  39. Scott, R. A. (1982). Review of the book Maximizing Leadership effectiveness: Impact of administrative style on faculty and students by A. W. Astin & R. A. Scherrei. The Journal of Higher Education, 53, 231–233.CrossRefGoogle Scholar
  40. Shaw, M. D., Cole, E. R., Harris, C. J., & Nelson Laird, T. L. (2012, April). Patterns in faculty teaching practices on the campuses of HBCUs and PWIs. Paper presented at the meeting of the American Educational Research Association, Vancouver, British Columbia, Canada.Google Scholar
  41. Stephen, A. (1987). Promoting international education: The president sets the pace. Educational Record, 68(2), 18–22.Google Scholar
  42. Thomas, S. L., & Heck, R. H. (2001). Analysis of large-scale secondary data in higher education research: Potential perils associated with complex sampling designs. Research in Higher Education, 42, 517–540.CrossRefGoogle Scholar
  43. Tucker, A., & Bryan, R. A. (1991). The academic dean: Dove, dragon, and diplomat (2nd ed.). New York, NY: Macmillan.Google Scholar
  44. Williams, J. P. (2016, January 5). Welcome to Missouri, and civil rights 2.0. U.S. News & World Report. Retrieved from
  45. Willingham-McLain, L. (2015). Using a scholarship of teaching and learning approach to award faculty who innovate. International Journal for Academic Development, 20, 58–75.CrossRefGoogle Scholar
  46. Wolfe, B. L., & Dilworth, P. P. (2015). Transitioning normalcy: Organizational culture, African American administrators, and diversity leadership in higher education. Review of Educational Research, 87, 667–697.CrossRefGoogle Scholar
  47. Woods, D. R. (2011). Motivating and rewarding university teachers to improve student learning: A guide for faculty and administrators. Hong Kong: City University of Hong Kong Press.Google Scholar
  48. Wright, M. C. (2008). Always at odds?: Creating alignment between faculty and administrative values. New York, NY: SUNY Press.Google Scholar

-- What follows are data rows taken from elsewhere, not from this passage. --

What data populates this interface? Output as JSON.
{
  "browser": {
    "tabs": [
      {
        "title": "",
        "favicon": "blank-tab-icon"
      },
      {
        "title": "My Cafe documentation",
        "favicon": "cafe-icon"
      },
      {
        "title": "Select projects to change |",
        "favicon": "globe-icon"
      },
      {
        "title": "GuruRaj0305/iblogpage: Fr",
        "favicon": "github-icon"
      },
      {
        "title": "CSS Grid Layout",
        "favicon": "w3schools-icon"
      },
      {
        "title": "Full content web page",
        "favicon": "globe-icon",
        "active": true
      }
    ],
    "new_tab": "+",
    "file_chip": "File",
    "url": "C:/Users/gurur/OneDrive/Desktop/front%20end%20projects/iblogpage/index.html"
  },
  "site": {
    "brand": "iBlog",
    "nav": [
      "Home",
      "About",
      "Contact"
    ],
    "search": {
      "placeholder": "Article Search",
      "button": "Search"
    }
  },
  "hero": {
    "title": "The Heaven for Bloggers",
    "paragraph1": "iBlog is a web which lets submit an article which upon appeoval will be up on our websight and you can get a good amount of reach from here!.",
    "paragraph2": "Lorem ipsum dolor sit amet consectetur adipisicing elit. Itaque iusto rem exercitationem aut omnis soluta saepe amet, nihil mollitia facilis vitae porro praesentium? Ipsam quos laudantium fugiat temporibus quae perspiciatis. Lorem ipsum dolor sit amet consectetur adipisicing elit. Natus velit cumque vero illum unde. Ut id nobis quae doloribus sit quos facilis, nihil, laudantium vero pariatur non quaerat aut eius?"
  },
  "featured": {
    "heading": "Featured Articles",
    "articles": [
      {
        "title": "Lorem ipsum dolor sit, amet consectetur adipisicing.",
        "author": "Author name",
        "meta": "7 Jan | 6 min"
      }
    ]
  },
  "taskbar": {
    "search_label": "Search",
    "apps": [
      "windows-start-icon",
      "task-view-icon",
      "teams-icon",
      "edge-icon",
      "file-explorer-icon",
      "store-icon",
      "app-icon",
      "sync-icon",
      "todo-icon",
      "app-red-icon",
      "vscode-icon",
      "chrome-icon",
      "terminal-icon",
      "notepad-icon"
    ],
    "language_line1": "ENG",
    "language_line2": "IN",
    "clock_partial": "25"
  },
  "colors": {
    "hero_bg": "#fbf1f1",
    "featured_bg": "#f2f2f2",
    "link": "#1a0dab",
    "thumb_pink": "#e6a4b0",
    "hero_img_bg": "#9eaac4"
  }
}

Copyright information

© Springer Science+Business Media, LLC 2017

Authors and Affiliations

  • Eddie R. Cole
    • 1
    Email author
  • Amber D. Dumford
    • 2
  • Thomas F. Nelson Laird
    • 3
  1. 1.College of William and Mary, School of EducationWilliamsburgUSA
  2. 2.University of South Florida, College of EducationTampaUSA
  3. 3.Indiana University, Center for Postsecondary Research, Eigenmann HallBloomingtonUSA

Personalised recommendations